## BRIEF
If a line in the entries below includes "structured", pick it out and copy it.
====== PROVIDED DATA
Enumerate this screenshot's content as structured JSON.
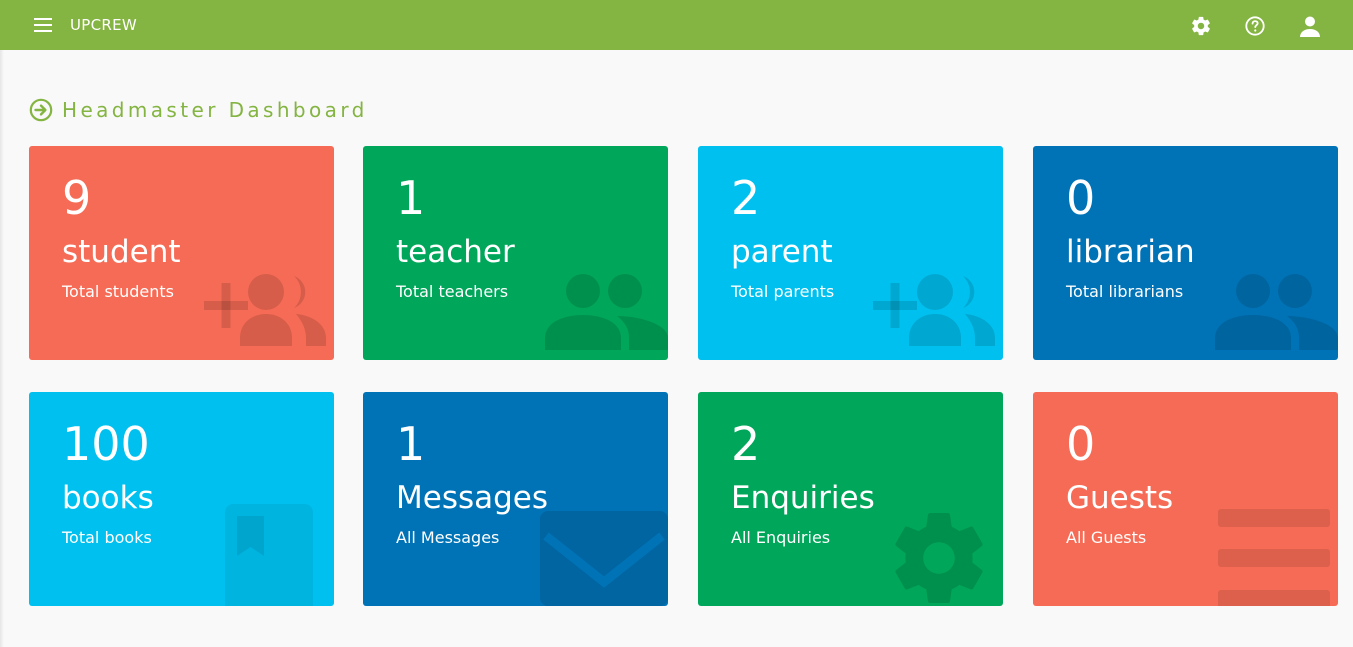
{
  "app": {
    "brand": "UPCREW"
  },
  "header": {
    "menu_icon": "menu-icon",
    "icons": [
      "gear-icon",
      "help-icon",
      "account-icon"
    ]
  },
  "page": {
    "title": "Headmaster Dashboard",
    "title_icon": "arrow-circle-right-icon"
  },
  "colors": {
    "topbar": "#84b441",
    "red": "#f66b55",
    "green": "#00a65a",
    "cyan": "#00c0ef",
    "blue": "#0073b7"
  },
  "cards": [
    {
      "count": "9",
      "name": "student",
      "desc": "Total students",
      "color": "red",
      "icon": "add-users-icon"
    },
    {
      "count": "1",
      "name": "teacher",
      "desc": "Total teachers",
      "color": "green",
      "icon": "users-icon"
    },
    {
      "count": "2",
      "name": "parent",
      "desc": "Total parents",
      "color": "cyan",
      "icon": "add-users-icon"
    },
    {
      "count": "0",
      "name": "librarian",
      "desc": "Total librarians",
      "color": "blue",
      "icon": "users-icon"
    },
    {
      "count": "100",
      "name": "books",
      "desc": "Total books",
      "color": "cyan",
      "icon": "book-icon"
    },
    {
      "count": "1",
      "name": "Messages",
      "desc": "All Messages",
      "color": "blue",
      "icon": "envelope-icon"
    },
    {
      "count": "2",
      "name": "Enquiries",
      "desc": "All Enquiries",
      "color": "green",
      "icon": "gear-icon"
    },
    {
      "count": "0",
      "name": "Guests",
      "desc": "All Guests",
      "color": "red",
      "icon": "list-icon"
    }
  ]
}
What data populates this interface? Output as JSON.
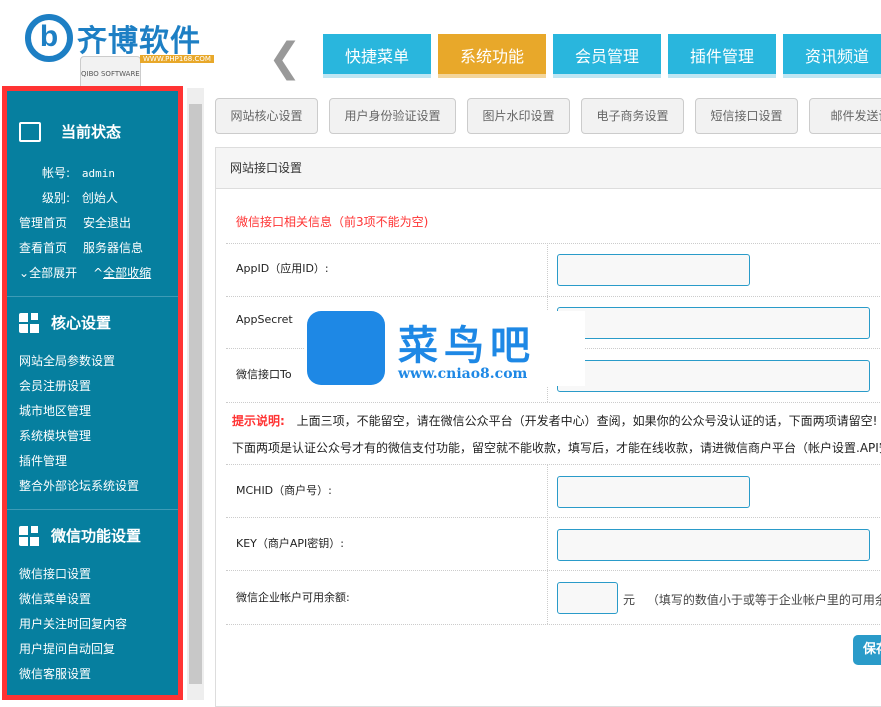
{
  "logo": {
    "name": "齐博软件",
    "subtitle": "QIBO SOFTWARE",
    "url": "WWW.PHP168.COM"
  },
  "topnav": [
    {
      "label": "快捷菜单"
    },
    {
      "label": "系统功能",
      "active": true
    },
    {
      "label": "会员管理"
    },
    {
      "label": "插件管理"
    },
    {
      "label": "资讯频道"
    }
  ],
  "sidebar": {
    "status": {
      "title": "当前状态",
      "account_label": "帐号:",
      "account": "admin",
      "level_label": "级别:",
      "level": "创始人",
      "links": [
        "管理首页",
        "安全退出",
        "查看首页",
        "服务器信息"
      ],
      "expand": "全部展开",
      "collapse": "全部收缩"
    },
    "core": {
      "title": "核心设置",
      "items": [
        "网站全局参数设置",
        "会员注册设置",
        "城市地区管理",
        "系统模块管理",
        "插件管理",
        "整合外部论坛系统设置"
      ]
    },
    "wechat": {
      "title": "微信功能设置",
      "items": [
        "微信接口设置",
        "微信菜单设置",
        "用户关注时回复内容",
        "用户提问自动回复",
        "微信客服设置"
      ]
    }
  },
  "subtabs": [
    "网站核心设置",
    "用户身份验证设置",
    "图片水印设置",
    "电子商务设置",
    "短信接口设置",
    "邮件发送设"
  ],
  "panel": {
    "title": "网站接口设置",
    "section_title": "微信接口相关信息（前3项不能为空)",
    "fields": {
      "appid": "AppID（应用ID）:",
      "appsecret": "AppSecret",
      "token": "微信接口To",
      "mchid": "MCHID（商户号）:",
      "key": "KEY（商户API密钥）:",
      "balance": "微信企业帐户可用余额:"
    },
    "tip_label": "提示说明:",
    "tip1": "上面三项，不能留空，请在微信公众平台（开发者中心）查阅，如果你的公众号没认证的话，下面两项请留空!",
    "tip2": "下面两项是认证公众号才有的微信支付功能，留空就不能收款，填写后，才能在线收款，请进微信商户平台（帐户设置.API安",
    "balance_unit": "元",
    "balance_hint": "（填写的数值小于或等于企业帐户里的可用余额)",
    "save": "保存"
  },
  "watermark": {
    "text": "菜鸟吧",
    "url": "www.cniao8.com"
  }
}
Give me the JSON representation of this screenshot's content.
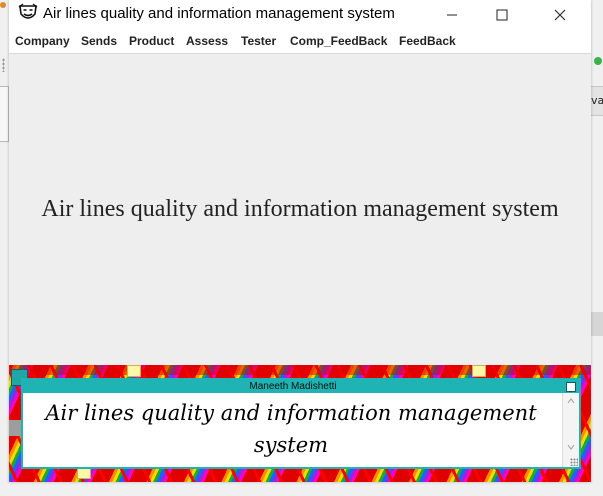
{
  "window": {
    "title": "Air lines quality and information management system",
    "icons": {
      "app": "theatre-mask-icon",
      "minimize": "minimize-icon",
      "maximize": "maximize-icon",
      "close": "close-icon"
    }
  },
  "menu": [
    "Company",
    "Sends",
    "Product",
    "Assess",
    "Tester",
    "Comp_FeedBack",
    "FeedBack"
  ],
  "main": {
    "heading": "Air lines quality and information management system"
  },
  "banner": {
    "name": "Maneeth Madishetti",
    "text": "Air lines quality and information management system"
  },
  "background_app": {
    "right_strip_text": "va"
  },
  "colors": {
    "banner_teal": "#1fb3b3",
    "footer_red": "#e00000",
    "window_bg": "#eeeeee"
  }
}
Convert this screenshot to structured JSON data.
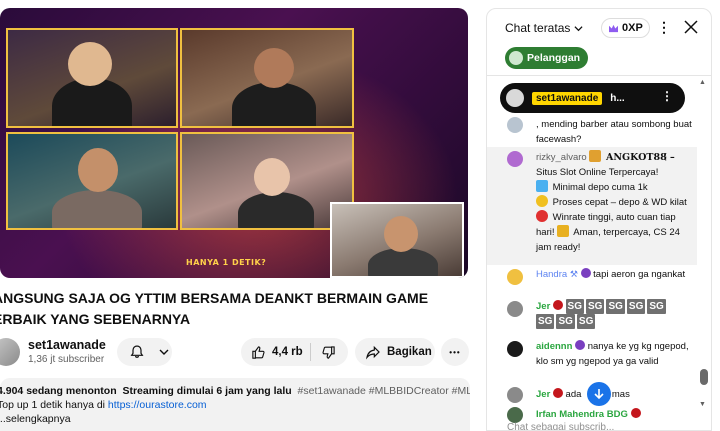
{
  "player": {
    "overlay_text": "HANYA 1 DETIK?"
  },
  "video": {
    "title_line1": "ANGSUNG SAJA OG YTTIM BERSAMA DEANKT BERMAIN GAME",
    "title_line2": "ERBAIK YANG SEBENARNYA",
    "channel_name": "set1awanade",
    "subscribers": "1,36 jt subscriber",
    "like_count": "4,4 rb",
    "share_label": "Bagikan",
    "more_label": "•••"
  },
  "description": {
    "viewers": "4.904 sedang menonton",
    "started": "Streaming dimulai 6 jam yang lalu",
    "hashtags": "#set1awanade #MLBBIDCreator #MLBB",
    "line2_text": "Top up 1 detik hanya di ",
    "line2_link": "https://ourastore.com",
    "line3": "...selengkapnya"
  },
  "chat": {
    "title": "Chat teratas",
    "xp": "0XP",
    "member_button": "Pelanggan",
    "pinned": {
      "name": "set1awanade",
      "message": "h..."
    },
    "messages": [
      {
        "text": ", mending barber atau sombong buat facewash?"
      },
      {
        "user": "rizky_alvaro",
        "badge_text": "ANGKOT88 –",
        "text": "Situs Slot Online Terpercaya!"
      },
      {
        "text": "Minimal depo cuma 1k"
      },
      {
        "text": "Proses cepat – depo & WD kilat"
      },
      {
        "text": "Winrate tinggi, auto cuan tiap hari!"
      },
      {
        "text": "Aman, terpercaya, CS 24 jam ready!"
      },
      {
        "user": "Handra",
        "text": "tapi aeron ga ngankat"
      },
      {
        "user": "Jer",
        "sg": [
          "SG",
          "SG",
          "SG",
          "SG",
          "SG",
          "SG",
          "SG",
          "SG"
        ]
      },
      {
        "user": "aidennn",
        "text": "nanya ke yg kg ngepod, klo sm yg ngepod ya ga valid"
      },
      {
        "user": "Jer",
        "text": "ada ",
        "tail": "b2f mas"
      },
      {
        "user": "Irfan Mahendra BDG"
      }
    ],
    "input_placeholder": "Chat sebagai subscrib..."
  },
  "colors": {
    "accent_blue": "#065fd4",
    "member_green": "#2e7d32",
    "pinned_yellow": "#ffd600"
  }
}
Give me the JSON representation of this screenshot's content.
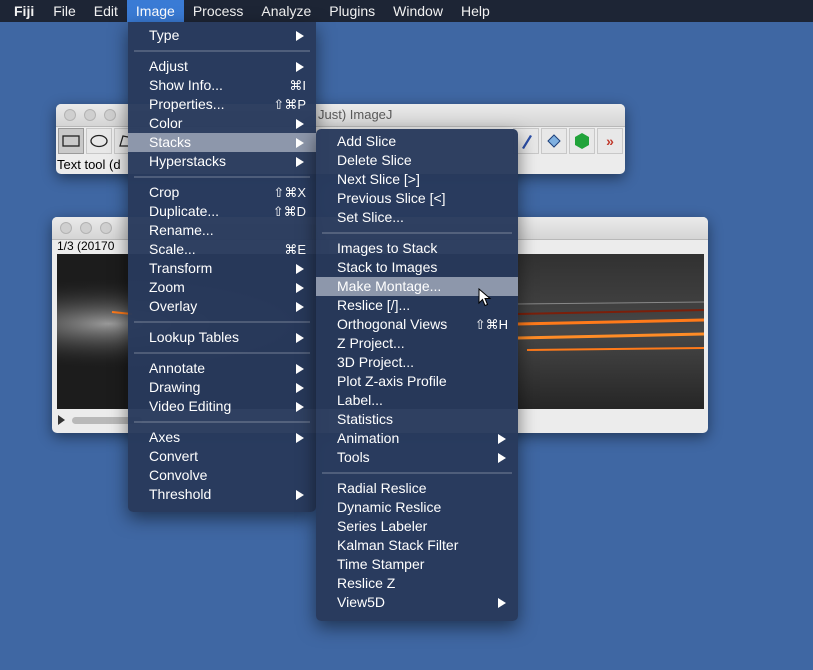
{
  "menubar": {
    "app": "Fiji",
    "items": [
      "File",
      "Edit",
      "Image",
      "Process",
      "Analyze",
      "Plugins",
      "Window",
      "Help"
    ]
  },
  "imagej_window": {
    "title": "Just) ImageJ",
    "status": "Text tool (d"
  },
  "image_window": {
    "info": "1/3 (20170"
  },
  "image_menu": {
    "items": [
      {
        "label": "Type",
        "submenu": true
      },
      {
        "label": "Adjust",
        "submenu": true
      },
      {
        "label": "Show Info...",
        "shortcut": "⌘I"
      },
      {
        "label": "Properties...",
        "shortcut": "⇧⌘P"
      },
      {
        "label": "Color",
        "submenu": true
      },
      {
        "label": "Stacks",
        "submenu": true
      },
      {
        "label": "Hyperstacks",
        "submenu": true
      },
      {
        "label": "Crop",
        "shortcut": "⇧⌘X"
      },
      {
        "label": "Duplicate...",
        "shortcut": "⇧⌘D"
      },
      {
        "label": "Rename..."
      },
      {
        "label": "Scale...",
        "shortcut": "⌘E"
      },
      {
        "label": "Transform",
        "submenu": true
      },
      {
        "label": "Zoom",
        "submenu": true
      },
      {
        "label": "Overlay",
        "submenu": true
      },
      {
        "label": "Lookup Tables",
        "submenu": true
      },
      {
        "label": "Annotate",
        "submenu": true
      },
      {
        "label": "Drawing",
        "submenu": true
      },
      {
        "label": "Video Editing",
        "submenu": true
      },
      {
        "label": "Axes",
        "submenu": true
      },
      {
        "label": "Convert"
      },
      {
        "label": "Convolve"
      },
      {
        "label": "Threshold",
        "submenu": true
      }
    ]
  },
  "stacks_menu": {
    "items": [
      {
        "label": "Add Slice"
      },
      {
        "label": "Delete Slice"
      },
      {
        "label": "Next Slice [>]"
      },
      {
        "label": "Previous Slice [<]"
      },
      {
        "label": "Set Slice..."
      },
      {
        "label": "Images to Stack"
      },
      {
        "label": "Stack to Images"
      },
      {
        "label": "Make Montage..."
      },
      {
        "label": "Reslice [/]..."
      },
      {
        "label": "Orthogonal Views",
        "shortcut": "⇧⌘H"
      },
      {
        "label": "Z Project..."
      },
      {
        "label": "3D Project..."
      },
      {
        "label": "Plot Z-axis Profile"
      },
      {
        "label": "Label..."
      },
      {
        "label": "Statistics"
      },
      {
        "label": "Animation",
        "submenu": true
      },
      {
        "label": "Tools",
        "submenu": true
      },
      {
        "label": "Radial Reslice"
      },
      {
        "label": "Dynamic Reslice"
      },
      {
        "label": "Series Labeler"
      },
      {
        "label": "Kalman Stack Filter"
      },
      {
        "label": "Time Stamper"
      },
      {
        "label": "Reslice Z"
      },
      {
        "label": "View5D",
        "submenu": true
      }
    ]
  },
  "icons": [
    "rectangle-tool-icon",
    "oval-tool-icon",
    "polygon-tool-icon",
    "pencil-tool-icon",
    "flood-fill-tool-icon",
    "lut-tool-icon",
    "more-tools-icon",
    "mouse-cursor-icon"
  ]
}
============
## SOLVED PROBLEM
Enumerate this screenshot's content as structured JSON.
Convert this screenshot to structured JSON data.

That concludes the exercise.